## Work order
Tally the lines in the data below where the word "subtitle" appears, and give the tally alone.

## Data shown
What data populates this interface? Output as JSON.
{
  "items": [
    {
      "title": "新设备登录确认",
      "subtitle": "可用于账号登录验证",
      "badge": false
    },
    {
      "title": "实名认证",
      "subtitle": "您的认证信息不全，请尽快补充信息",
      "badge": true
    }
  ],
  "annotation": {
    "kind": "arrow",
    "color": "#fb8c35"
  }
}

## Response
2